That seems like yesterday and a lifetime ago. Today is eight months and seventeen days since James died. James lived exactly eight months and seventeen days. The split doesn't seem right. The new spring seems out of place, lovely as it is. It feels premature, the distance from the summer seems off. How can it have been so long? Looking back at his life, it feels like it lasted so much longer. It was so much more busy. James getting bigger, learning new things, even his appearance, always evolving and changing. Time seemed more active, more important. The time since lacks that sense of urgency, events blend into a static haze of things rather than a progression. That's not to say nothing has happened. A lot has, both to us and the world. I've done work I'm proud of, Kara has been in school almost an entire school year. James' fund continues to grow. We had Jamie the giraffe. But somehow it doesn't feel like any of it took a long time. The emotional resonance of the time when James was here relative to the time since is not the same. The joys and frustrations of parenthood were replaced with something grimmer and more static. The permutations of grief are many, but none of them are joyful. They're all shades of the same sadness. So time feels flat, soaked up by the monotony.
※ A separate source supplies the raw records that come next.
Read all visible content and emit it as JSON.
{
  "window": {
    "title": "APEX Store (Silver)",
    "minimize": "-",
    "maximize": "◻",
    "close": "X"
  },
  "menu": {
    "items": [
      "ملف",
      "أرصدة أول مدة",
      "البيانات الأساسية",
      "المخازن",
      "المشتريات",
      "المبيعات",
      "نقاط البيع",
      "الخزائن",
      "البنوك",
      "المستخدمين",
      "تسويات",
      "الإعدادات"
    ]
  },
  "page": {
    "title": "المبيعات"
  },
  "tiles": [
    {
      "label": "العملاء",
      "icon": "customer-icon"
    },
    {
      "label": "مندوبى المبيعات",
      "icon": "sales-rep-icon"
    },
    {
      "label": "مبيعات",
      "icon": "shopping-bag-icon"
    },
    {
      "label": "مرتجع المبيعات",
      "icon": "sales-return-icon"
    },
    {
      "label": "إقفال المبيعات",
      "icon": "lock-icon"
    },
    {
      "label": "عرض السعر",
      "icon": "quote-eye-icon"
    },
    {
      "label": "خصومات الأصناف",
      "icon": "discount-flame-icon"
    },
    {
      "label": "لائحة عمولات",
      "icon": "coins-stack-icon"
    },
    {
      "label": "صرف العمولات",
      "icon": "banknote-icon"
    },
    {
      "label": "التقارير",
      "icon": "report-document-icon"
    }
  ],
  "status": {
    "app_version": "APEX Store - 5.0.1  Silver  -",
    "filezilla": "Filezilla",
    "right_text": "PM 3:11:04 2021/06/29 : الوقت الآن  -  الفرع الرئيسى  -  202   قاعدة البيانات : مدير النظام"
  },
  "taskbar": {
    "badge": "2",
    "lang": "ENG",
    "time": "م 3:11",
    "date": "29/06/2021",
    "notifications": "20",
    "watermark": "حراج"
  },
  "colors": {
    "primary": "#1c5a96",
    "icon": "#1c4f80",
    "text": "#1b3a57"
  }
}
Absence tempers the joy of a spring day and dims the bright sun. It saps the flavor out of life just when you ought to savor it. So it seems hard to believe we're coming into a spring without James. I haven't been to the arboretum once since he died. I probably let the membership lapse. No tulips this year. Still, things can and do get better. The bluebonnet fields are beautiful, and that beauty doesn't have to be defined by an absence. It can just be. There are a lot of things like that. When I try to look at things as they are rather than what they should be I find it improves my perspective. Looking at things as they are leaves me with memories of James that enhance an experience- "Remember when James did x" rather than detract from it "This would be so much better if James were here." It's not a perfect answer and no perfect answers exist. I'm just trying to muddle through the least of the bad ones.

Thank you for your continued thoughts and prayers.